WGSN, the global trend authority for the fashion and creative industries, held its first major press event in Cape Town in partnership with some of Africa’s leading creatives, designers and up-and coming trailblazers.
Hosted by WGSN’s Chief Content Officer, Carla Buzasi, and brought to life through a series of experiential installations, the #WGSNinAfrica event allowed media guests to journey through the four key trends that will be at the forefront of African design in 2017 and 2018. This included creative contributions from photographers and creatives Trevor Stuurman, Ed Suter, Gabrielle Kannemeyer and Travys Owen and fashion designers Chu Suwannapha and Nicholas Coutts and Cleo Droomer. ‘The African retail value chain has been significantly disrupted over the past few years and retailers and suppliers need to have a clear point of differentiation and confidence in their design execution,’ says Hannari Slabbert, WGSN regional director for Africa.
‘Added to that is a complex consumer mix who are increasingly influenced by international media and expect a contemporary offering in-store.

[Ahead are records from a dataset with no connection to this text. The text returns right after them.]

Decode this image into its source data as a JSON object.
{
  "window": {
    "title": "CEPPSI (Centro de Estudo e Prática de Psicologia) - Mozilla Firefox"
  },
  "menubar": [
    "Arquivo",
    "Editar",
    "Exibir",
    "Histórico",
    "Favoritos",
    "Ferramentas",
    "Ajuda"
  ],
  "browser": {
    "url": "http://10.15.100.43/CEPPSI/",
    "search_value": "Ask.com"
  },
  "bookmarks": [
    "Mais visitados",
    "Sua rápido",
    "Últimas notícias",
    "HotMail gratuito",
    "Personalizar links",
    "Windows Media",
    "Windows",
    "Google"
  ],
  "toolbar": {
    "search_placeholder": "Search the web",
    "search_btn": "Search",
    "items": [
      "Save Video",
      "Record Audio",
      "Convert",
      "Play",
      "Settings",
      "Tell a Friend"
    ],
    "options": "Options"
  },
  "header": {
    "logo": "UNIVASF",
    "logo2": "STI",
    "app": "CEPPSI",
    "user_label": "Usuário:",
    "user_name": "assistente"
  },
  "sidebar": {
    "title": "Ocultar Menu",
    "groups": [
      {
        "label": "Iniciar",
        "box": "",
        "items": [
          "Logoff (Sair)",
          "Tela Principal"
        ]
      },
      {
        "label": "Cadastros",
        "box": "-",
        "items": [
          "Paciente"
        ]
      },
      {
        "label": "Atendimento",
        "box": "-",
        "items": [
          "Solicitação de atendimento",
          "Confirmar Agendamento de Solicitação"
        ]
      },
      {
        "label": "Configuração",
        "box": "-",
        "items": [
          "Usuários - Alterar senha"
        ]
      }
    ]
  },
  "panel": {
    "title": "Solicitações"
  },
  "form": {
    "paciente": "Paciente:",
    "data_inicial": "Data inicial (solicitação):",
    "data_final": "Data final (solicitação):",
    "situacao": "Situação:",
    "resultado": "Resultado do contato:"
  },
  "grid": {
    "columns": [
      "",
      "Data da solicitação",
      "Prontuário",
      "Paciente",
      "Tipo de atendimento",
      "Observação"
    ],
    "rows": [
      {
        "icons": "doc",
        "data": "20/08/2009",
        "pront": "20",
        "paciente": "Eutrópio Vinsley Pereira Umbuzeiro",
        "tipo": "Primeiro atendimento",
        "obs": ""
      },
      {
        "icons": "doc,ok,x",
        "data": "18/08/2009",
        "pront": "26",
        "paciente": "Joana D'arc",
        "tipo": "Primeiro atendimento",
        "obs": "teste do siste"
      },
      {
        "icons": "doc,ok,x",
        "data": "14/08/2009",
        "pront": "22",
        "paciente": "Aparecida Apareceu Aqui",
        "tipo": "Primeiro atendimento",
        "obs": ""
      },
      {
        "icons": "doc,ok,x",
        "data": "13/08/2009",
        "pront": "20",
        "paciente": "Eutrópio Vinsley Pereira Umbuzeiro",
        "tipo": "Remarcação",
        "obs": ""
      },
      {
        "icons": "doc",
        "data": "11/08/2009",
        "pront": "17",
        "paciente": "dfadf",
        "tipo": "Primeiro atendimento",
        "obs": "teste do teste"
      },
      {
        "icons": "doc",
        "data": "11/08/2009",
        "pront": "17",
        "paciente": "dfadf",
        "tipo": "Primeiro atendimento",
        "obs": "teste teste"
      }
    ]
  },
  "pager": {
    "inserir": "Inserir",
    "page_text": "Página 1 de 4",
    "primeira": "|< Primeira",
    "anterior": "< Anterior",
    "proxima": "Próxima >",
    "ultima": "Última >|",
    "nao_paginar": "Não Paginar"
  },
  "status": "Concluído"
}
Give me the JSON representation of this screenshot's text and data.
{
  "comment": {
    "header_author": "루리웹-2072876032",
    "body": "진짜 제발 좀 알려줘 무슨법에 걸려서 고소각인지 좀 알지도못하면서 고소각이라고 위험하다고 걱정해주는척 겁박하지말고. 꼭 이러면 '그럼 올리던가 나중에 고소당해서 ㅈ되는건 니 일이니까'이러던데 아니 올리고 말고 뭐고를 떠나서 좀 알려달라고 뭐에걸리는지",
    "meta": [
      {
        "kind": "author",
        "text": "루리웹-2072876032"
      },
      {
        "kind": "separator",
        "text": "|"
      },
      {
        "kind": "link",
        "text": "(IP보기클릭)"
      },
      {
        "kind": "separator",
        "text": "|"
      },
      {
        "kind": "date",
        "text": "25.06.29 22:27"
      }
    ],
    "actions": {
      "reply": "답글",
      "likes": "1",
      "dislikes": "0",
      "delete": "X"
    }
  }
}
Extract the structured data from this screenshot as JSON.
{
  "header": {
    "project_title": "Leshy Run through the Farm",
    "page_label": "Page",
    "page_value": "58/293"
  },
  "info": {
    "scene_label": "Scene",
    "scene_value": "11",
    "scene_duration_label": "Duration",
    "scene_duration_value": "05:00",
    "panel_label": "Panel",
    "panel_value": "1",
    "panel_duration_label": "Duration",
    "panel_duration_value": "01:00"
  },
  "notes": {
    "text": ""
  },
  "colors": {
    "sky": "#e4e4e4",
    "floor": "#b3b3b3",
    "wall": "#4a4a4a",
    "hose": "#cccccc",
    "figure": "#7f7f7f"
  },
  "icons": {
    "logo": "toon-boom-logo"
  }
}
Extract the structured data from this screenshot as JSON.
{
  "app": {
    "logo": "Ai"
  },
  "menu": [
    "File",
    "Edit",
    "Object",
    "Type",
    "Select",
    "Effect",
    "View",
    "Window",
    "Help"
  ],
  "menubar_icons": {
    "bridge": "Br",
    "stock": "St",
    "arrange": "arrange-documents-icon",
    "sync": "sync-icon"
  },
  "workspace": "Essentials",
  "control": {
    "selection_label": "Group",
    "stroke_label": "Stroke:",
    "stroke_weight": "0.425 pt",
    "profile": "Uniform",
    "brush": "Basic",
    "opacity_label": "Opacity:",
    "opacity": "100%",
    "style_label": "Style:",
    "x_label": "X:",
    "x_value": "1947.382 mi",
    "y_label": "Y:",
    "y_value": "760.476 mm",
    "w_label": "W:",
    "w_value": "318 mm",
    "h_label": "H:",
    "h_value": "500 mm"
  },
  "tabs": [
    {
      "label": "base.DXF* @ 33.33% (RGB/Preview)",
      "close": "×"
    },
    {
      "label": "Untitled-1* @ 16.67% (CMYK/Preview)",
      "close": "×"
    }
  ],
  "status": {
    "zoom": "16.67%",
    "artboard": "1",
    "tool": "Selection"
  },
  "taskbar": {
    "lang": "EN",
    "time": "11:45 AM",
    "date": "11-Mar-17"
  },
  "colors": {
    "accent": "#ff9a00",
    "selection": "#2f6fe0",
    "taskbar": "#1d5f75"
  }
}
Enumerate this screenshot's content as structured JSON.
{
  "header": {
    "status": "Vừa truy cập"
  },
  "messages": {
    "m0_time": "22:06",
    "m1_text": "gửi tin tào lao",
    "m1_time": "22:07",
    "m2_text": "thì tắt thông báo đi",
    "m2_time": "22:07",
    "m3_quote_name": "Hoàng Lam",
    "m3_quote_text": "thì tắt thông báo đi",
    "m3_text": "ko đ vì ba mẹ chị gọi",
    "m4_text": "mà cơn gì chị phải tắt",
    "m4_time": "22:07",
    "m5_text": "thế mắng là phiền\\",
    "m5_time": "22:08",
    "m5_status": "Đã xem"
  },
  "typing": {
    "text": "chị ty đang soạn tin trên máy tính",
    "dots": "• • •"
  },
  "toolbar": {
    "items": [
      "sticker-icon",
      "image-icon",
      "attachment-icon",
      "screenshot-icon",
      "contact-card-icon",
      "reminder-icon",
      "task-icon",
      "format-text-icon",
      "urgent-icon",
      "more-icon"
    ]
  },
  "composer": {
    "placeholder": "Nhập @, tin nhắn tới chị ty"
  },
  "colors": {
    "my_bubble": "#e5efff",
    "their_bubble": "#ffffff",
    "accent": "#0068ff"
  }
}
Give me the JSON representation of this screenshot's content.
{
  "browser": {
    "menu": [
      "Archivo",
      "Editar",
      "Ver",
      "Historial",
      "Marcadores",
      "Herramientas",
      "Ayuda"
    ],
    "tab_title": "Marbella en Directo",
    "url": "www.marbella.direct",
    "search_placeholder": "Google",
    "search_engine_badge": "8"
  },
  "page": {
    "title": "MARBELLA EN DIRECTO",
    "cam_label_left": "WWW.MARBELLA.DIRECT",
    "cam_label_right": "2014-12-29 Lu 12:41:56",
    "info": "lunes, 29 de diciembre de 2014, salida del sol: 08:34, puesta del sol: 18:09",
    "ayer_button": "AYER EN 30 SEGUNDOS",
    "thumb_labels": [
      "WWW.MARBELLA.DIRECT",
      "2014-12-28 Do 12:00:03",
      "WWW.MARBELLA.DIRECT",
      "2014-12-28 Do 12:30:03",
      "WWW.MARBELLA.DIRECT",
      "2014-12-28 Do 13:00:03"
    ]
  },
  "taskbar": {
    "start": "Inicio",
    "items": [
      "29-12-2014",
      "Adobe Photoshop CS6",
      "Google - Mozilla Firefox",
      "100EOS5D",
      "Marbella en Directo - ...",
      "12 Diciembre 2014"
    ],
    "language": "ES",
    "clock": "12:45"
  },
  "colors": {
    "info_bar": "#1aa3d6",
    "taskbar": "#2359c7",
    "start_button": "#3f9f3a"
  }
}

In 2017, we are significantly expanding our trend content across Africa, focusing on the important social and style movements coming from this continent to help customers make profitable creative decisions to stay ahead of these challenges.’ Starting this spring, WGSN will feature reports on African trends in womenswear, colour, materials, accessories and beauty.
Specifically from South, East, and Western Africa, it will focus on consumer insights, influencers, lifestyle & interiors, and menswear trends. With 7 out of the world’s 10 fastest growing economies being based in Africa (Economist Intelligence Unit), it was a logical step to for WGSN to invest and establish a team on the ground to support its loyal and growing customer base. After opening its new Cape Town office exactly a year ago, it has been building the new local team and establishing its African content strategy for 2017.
The Trends Nocturne
Winter always brings with it a darker mood and sense of melancholy. WGSN calls the 2017 season one of “bittersweet beauty” with a blurring of the boundaries between night and day, a trend that will extend into autumn/winter 2018. Fashion can be sustainable as well as sensual. Disruption and discomfort are central to this trend, which embraces the darkness that comes before light. The colours therefore are a palette of moody night tones and moonlit brights with inky blues, deep purple and berry tones at the fore.
Together with an ever-increasing tendency to turn to screens for everything, our instincts are kicking in and prompting an urge to reconnect with nature. This will play out in a variety of micro- and macroscopic designs and a preference for colours that can ground us. Most notably this trend encompasses the intense colours of the skies just before dawn or dusk as well as gold ochre, saffron, blue flame and dark berry. “As the name ‘Earthed’ suggests, there is a strong link to the farm-to-table movement that now extends to fitting rooms too as fashion becomes increasingly ‘home-grown’ and incorporates more and more local materials,” says Carla Buzasi.
Come summer and renewed youthful vigour always sets in; come summer 2018 and we will be reminded that youth is a state of mind. As the world population ages and Gen Z, Gen X and Boomers live longer than previous generations; we will see eras blending in new ways. Different generations will break the rules of what applies to them and remix styles and lifestyles. It’s about the random, about striking out and finding what fits you. Youth has become a state of mind and everyone wants to be forever young. We will learn to embrace the random and the unfinished, reaching out to untapped areas of influence and exploring beyond social-media feeds as discovery becomes the new exclusivity in spring/summer 2018.
Although this fourth big trend may appear to veer off in a different direction, the move to what WGSN calls Kinship overlaps with all three of the previous trends. It is characterized by an increased sense of community where art and design crosses borders around the globe. Just like the disappearing generation gap, cultures and histories will meld as people continue to move around the world, whether physically or virtually. Kinship is about cultures and collectives that forge an increased sense of community. The curves of the East will increasingly enhance the lines of the West. Storytelling will play an ever more important role in connecting people around products and projects through vivid tales of places, histories and cultures.
To find out more about local and international trends to inspire, see WGSN‘s website.
Images by Niquito Bento